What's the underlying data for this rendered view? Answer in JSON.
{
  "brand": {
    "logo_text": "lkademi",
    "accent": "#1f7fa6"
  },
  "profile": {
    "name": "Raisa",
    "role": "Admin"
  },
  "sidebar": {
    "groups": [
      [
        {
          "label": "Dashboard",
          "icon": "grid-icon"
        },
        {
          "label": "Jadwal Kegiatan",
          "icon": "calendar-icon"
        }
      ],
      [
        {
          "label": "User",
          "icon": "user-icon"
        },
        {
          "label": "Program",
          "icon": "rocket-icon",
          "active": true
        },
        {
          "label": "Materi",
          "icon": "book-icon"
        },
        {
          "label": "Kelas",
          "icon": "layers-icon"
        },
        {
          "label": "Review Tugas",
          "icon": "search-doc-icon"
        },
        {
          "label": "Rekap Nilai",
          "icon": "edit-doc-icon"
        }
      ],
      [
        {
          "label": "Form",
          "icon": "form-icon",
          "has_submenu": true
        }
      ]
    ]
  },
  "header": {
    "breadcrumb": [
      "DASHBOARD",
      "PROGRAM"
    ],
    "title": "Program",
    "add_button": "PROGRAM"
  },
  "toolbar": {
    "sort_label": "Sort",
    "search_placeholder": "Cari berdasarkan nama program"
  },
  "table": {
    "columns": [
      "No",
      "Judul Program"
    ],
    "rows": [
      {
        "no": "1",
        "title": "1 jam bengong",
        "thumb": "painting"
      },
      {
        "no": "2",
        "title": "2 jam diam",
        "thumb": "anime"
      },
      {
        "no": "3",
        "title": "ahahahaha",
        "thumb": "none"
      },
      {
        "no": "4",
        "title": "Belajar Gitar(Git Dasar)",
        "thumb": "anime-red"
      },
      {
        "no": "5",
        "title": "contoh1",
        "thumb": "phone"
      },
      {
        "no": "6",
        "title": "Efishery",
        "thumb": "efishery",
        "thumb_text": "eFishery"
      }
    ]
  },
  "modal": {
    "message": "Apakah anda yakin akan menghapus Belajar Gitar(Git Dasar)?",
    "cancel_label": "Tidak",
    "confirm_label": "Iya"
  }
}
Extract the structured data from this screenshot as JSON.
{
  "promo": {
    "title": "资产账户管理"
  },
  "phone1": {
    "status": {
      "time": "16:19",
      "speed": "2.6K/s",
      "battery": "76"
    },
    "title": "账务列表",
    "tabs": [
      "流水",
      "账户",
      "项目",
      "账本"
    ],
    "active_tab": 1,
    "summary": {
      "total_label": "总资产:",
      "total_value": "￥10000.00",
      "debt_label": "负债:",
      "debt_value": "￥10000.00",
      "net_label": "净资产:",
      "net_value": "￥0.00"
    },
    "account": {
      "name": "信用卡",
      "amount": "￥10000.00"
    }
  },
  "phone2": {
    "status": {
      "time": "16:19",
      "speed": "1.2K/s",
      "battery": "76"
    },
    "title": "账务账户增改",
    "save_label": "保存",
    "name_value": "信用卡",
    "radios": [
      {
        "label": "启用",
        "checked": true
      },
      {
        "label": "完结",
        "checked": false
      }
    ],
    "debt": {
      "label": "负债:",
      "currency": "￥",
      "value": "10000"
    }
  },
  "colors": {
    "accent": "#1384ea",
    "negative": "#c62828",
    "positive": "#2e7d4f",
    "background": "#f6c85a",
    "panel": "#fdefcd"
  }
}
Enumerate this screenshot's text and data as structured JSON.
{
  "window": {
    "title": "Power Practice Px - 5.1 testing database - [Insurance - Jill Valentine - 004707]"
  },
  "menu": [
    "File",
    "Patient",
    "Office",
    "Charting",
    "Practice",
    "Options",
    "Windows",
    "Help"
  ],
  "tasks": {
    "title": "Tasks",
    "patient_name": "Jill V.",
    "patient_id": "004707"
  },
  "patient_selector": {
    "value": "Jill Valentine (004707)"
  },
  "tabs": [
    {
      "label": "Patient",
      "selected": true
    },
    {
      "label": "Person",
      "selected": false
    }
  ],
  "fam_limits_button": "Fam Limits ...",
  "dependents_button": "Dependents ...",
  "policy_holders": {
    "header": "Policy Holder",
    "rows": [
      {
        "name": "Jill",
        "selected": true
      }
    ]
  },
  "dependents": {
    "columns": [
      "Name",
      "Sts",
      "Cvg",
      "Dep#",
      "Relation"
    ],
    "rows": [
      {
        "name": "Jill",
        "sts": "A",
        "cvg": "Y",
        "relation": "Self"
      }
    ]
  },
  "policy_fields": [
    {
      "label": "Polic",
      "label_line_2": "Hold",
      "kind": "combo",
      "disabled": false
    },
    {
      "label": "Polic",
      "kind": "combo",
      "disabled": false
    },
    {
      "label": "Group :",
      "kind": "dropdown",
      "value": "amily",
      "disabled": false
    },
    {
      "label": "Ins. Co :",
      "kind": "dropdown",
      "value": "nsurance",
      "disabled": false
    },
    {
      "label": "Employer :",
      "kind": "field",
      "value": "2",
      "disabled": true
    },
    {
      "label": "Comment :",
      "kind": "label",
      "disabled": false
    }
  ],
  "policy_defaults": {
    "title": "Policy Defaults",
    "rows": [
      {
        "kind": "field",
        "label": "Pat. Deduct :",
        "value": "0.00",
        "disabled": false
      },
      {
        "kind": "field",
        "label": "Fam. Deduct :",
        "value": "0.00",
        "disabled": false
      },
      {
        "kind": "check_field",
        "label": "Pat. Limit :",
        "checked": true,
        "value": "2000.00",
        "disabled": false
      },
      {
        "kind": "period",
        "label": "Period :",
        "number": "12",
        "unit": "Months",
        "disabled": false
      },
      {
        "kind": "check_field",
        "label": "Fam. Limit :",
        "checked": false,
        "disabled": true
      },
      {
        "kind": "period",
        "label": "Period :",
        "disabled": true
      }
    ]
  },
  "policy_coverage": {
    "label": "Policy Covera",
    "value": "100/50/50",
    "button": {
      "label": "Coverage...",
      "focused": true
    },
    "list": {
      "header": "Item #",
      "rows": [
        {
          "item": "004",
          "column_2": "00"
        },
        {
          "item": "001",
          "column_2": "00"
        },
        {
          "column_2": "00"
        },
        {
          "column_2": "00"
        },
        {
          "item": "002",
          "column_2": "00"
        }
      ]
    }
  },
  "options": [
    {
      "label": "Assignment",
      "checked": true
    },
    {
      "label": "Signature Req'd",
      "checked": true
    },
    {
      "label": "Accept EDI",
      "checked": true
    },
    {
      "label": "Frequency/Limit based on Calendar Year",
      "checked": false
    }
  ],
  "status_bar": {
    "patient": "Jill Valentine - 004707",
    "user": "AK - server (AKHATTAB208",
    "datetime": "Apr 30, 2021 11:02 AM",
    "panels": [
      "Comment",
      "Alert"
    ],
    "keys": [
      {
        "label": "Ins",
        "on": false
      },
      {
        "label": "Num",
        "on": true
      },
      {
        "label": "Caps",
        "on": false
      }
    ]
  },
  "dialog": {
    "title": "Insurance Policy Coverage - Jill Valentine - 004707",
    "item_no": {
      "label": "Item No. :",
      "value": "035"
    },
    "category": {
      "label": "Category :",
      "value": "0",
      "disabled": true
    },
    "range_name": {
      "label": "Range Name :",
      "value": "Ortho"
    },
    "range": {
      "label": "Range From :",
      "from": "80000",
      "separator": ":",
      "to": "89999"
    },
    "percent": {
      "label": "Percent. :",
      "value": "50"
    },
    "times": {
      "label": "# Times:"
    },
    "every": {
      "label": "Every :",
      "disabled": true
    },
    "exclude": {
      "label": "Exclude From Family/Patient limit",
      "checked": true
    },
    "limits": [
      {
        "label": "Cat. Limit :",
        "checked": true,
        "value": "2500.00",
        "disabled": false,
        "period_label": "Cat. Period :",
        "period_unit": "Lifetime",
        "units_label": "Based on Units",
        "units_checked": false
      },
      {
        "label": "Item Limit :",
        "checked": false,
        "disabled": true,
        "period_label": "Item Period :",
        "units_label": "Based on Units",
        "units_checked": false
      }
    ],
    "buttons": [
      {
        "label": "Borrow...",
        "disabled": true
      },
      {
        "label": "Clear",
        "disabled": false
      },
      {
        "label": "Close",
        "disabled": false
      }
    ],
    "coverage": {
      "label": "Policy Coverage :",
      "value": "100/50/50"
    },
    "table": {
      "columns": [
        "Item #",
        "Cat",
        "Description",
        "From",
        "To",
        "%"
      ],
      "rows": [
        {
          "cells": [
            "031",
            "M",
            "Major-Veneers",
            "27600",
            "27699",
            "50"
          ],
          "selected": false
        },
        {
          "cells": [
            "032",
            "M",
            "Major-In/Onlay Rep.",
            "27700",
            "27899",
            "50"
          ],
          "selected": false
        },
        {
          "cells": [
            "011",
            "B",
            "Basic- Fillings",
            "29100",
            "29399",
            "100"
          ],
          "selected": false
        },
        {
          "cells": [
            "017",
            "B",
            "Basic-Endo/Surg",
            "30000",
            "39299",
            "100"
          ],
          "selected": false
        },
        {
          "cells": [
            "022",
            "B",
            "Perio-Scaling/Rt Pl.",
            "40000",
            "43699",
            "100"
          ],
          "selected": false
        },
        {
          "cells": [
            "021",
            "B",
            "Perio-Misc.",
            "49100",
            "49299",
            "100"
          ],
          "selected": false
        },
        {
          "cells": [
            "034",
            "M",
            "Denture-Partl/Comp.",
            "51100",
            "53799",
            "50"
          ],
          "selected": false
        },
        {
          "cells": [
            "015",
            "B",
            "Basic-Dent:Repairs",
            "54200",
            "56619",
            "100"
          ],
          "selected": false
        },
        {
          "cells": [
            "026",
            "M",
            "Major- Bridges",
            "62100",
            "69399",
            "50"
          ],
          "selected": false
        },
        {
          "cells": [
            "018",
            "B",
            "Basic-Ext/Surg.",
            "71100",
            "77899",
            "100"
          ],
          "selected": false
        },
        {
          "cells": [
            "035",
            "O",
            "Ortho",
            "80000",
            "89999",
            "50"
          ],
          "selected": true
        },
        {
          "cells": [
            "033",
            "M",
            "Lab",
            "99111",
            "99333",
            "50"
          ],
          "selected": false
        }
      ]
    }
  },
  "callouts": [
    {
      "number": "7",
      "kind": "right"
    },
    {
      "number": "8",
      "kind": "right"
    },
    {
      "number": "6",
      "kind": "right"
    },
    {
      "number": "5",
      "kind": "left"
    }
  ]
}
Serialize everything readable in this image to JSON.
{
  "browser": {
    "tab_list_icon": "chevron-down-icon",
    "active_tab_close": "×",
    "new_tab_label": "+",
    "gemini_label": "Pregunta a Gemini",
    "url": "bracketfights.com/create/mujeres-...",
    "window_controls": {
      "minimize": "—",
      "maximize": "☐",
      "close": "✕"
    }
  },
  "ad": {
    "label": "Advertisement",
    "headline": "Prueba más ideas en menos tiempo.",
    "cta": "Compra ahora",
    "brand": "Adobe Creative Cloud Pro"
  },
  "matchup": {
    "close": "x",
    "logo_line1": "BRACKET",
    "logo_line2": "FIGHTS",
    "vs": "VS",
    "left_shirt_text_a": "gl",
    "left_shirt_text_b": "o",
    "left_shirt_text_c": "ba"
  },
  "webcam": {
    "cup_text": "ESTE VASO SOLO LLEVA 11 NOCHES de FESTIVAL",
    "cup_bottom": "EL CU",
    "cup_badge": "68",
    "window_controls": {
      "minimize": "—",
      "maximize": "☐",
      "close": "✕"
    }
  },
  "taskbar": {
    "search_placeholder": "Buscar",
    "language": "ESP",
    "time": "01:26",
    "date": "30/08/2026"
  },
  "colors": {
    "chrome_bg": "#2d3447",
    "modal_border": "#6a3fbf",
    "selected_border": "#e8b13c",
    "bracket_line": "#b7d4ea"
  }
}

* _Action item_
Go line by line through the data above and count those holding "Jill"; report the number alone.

* _Task response_
7